229h
01m


Dive Info:

Dive Start:
7:30AM

Bottom Time:
60 minutes

Maximum Depth:
86 feet

Safety Stop:
5 minutes

Beginning Air:
3000 psi

Ending Air:
800 psi

Weather Conditions:
Sunny 82F

Surface Conditions:
Calm

Surface Water Temperature:
83F

Bottom Water Temperature:
81F with some thermoclines

Visibility:
40-60 feet

Gas:
Nitrox 32%O2
261
TITLE
* * * *
March 12,
2010
THREE TREES
KOH BA NGU, SIMILAN ISLANDS, THAILAND
BOAT DIVE
 
Linda, Janel (buddies), Kim (guide)
Coral Grand Divers
Queen Scuba
www.similandivers.com
Similan
These three trees mark the dive site on Koh Ba Ngu
Photo by Rich in Similan Islands 2010 
Similan
Hypselodoris bulockii - see the baby above it?
Photo on this dive by Kim in Similan Islands 2010 
Dive Journal: Details of this dive day, March 12, 2010, were captured by Rich at torksinthailand.blogspot.com/2010/03/queen-scuba-day-2.html.

In order to continue diving, I'm still trying to suppress my cold, and so I'm laying off both the beer and coffee.
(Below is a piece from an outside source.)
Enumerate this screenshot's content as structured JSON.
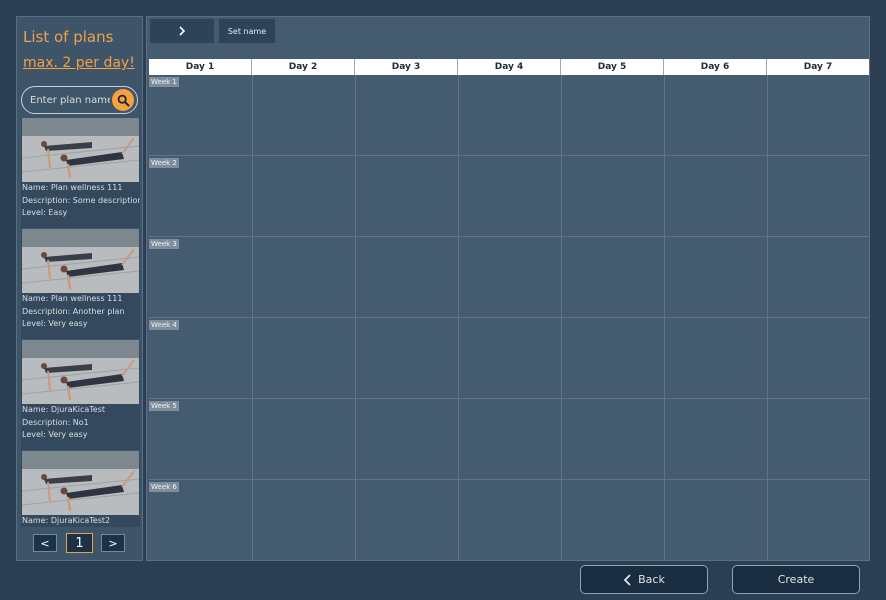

This morning I'm heavily dosed up again on Tylenol, Actifed, Afrin, and amoxicillan. A walking pharmacy. Also, I decided to dive with 5 kg from now on - I've been needing to exhale too much at safety stops.

At dawn we sit for a light breakfast and dive briefing. We're moored beside Island #9 in the Similans, and the site will be Three Trees, aptly marked by three big trees on the shore.

It's again a very nice site consisting of an inclined reef with coral islands and sandy patches. Early on we spot a peacock mantis shrimp. They're the size of a very small lobster, but with pretty markings, and they wallop their prey with a forceful shock capable of breaking aquarium glass. Janel pings her fingers off her mask glass to remind us.

There is a gorgeous juvenile emperor angelfish on top of a coral mound, with bright concentric rings. Tuna divebomb from the surface here and there. We also spot a couple of yellow margin triggerfish that look every bit as menacing as the nasty titan triggerfish. Aside from these few identifications, the reef is overflowing with huge schools of juvenile reef fish, rainbow groupers, angelfish, fusiliers, and tons of fish everywhere.

Kim finds a great nudibranch, specifically a hypselodoris bulockii, blue with orange twirlygigs. He got a great picture of it, and when he looked at it later, he saw that there was a baby one as well.

The water is warm, around 83F, but we encounter some good thermoclines. The interface is shimmery, and when we go through the temps drop to about 77 or 78F. As we finished up the dive, our safety stop caused us to drift over dozens more of the yellow marging triggerfish hunkered down into nests.

I felt a little antcy on this dive, having a hard time relaxing. Probably due to all the meds.

Sealife Observed on this dive:
2 peacock mantis shrimp
ornate ghost pipefish
yellow margin triggerfish
juvenile emperor anglefish (concentric pattern)
tunas divebombing into schools of smaller fish
TONS of schooling fish everywhere

More
Dive
Info:
Fins:
Tusa Xpert Zoom Splitfin
Computer:
Oceanic Veo 200
Tank:
80 ft3 Aluminum
BCD:
Rented from Gecko Divers in Phuket
Dive Type:
BOAT, Queen Scuba
Body of Water:
Andaman Sea
Mask:
Tusa Visio Tri-Ex
Protection:
Borrowed 3mm full suit
Regulator:Rented from Gecko Divers in Phuket
Weight:
5 kg
Water Type:
Salt
Video Equipment:
None